Like transcription, natural language processing happens away from the physical patient encounter. Real-time nature of the service means you can review, edit, and approve the entries into the EHR sooner rather than later, the uncertainty of a remote encounter as entered by a computer trying to parse the spoken human language still require significant amount of intervention and interaction by the physician.
As technology improve and healthcare evolve, we continue to evolve the medical scribe model. We see scribing as an essential, allied health cog in the overall process to provide improved patient care, but we provide the tools necessary to help you improve the consistency, efficiency, and quality of medical scribes.
If you read our blog article about the modern medical scribe model, you’ll know that we don’t think medical scribes are the perfect end-all, be-all solution to alleviating the EHR documentation burden. Far from it, as providers of full-service, turn-key medical scribe solutions we know there are different, better, and more efficient ways to EHR documentation to supplement your scribing program.
However, we do find medical scribes to be nearly universally praised compared to the other two solutions. Where as the asynchronous nature of transcription services means you can’t review or approve your chart entries until hours or even days later, an in-person medical scribe enters your patient encounter as it happens. And a human scribe that can better understand the nuances and complexities of natural human speech will require less oversight, review, and edit thus producing more efficient and accurate charting overall.

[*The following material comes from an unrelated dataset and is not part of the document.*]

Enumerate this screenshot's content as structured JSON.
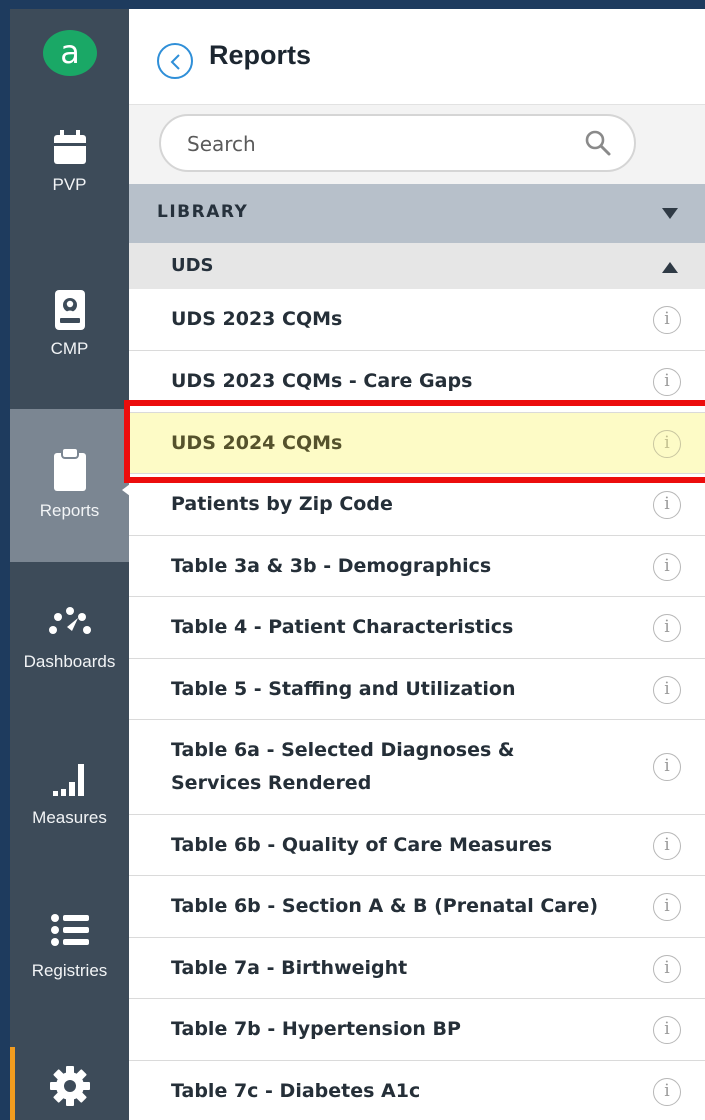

And unlike machine learning based medical charting, medical scribing has been around for several decades and have really matured as an industry, while the constant evolving nature of tech in AI means your service may be obsolete in 6 month when a new and improved algorithm from a competing tech company means a new “app” on your phone to download and learn.
Right now? Clearly so. The asynchronous transcription type services are at the end of its useful lifecycle as EHR continue to evolve and increase in complexity, and real-time health data are becoming more of an important driver in today’s value-based care systems.

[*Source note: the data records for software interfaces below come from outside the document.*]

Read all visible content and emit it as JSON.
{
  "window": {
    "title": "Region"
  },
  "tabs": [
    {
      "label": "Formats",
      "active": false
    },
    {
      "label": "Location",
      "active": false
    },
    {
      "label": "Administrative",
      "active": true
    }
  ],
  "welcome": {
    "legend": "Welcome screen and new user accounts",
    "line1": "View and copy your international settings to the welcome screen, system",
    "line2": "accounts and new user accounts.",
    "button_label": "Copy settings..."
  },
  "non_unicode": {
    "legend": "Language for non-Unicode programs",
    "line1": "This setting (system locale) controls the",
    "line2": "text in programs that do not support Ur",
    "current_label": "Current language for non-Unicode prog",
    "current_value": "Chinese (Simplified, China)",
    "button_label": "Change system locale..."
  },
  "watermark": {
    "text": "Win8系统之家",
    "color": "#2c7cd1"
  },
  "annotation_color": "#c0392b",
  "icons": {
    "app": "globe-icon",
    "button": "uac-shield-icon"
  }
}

Meanwhile, we’ve been promised that AI and machine learning is going to make human based data entry a thing of the past, but as we’ve all seen, machines still haven’t completely assisted and automated the mundane part of our daily lives. Cars still don’t drive themselves. Smart appliances sometimes make our lives more complicated. And personal digital assistants are still a long way from being able to read our moods as opposed to telling a bunch of dumb jokes predicated on a pre-programmed logic.
At ScribeConnect we still see medical scribe as the superior solution to easing EHR documentation burden from a physician for the foreseeable future. As technology improve and healthcare evolve, we continue to evolve the medical scribe model. We see scribing as an essential, allied health cog in the overall process to provide improved patient care, but we provide the tools necessary to help you improve the consistency, efficiency, and quality of medical scribes.
If you’re interested in finding out how we can modernize your medical scribe program, let us know below.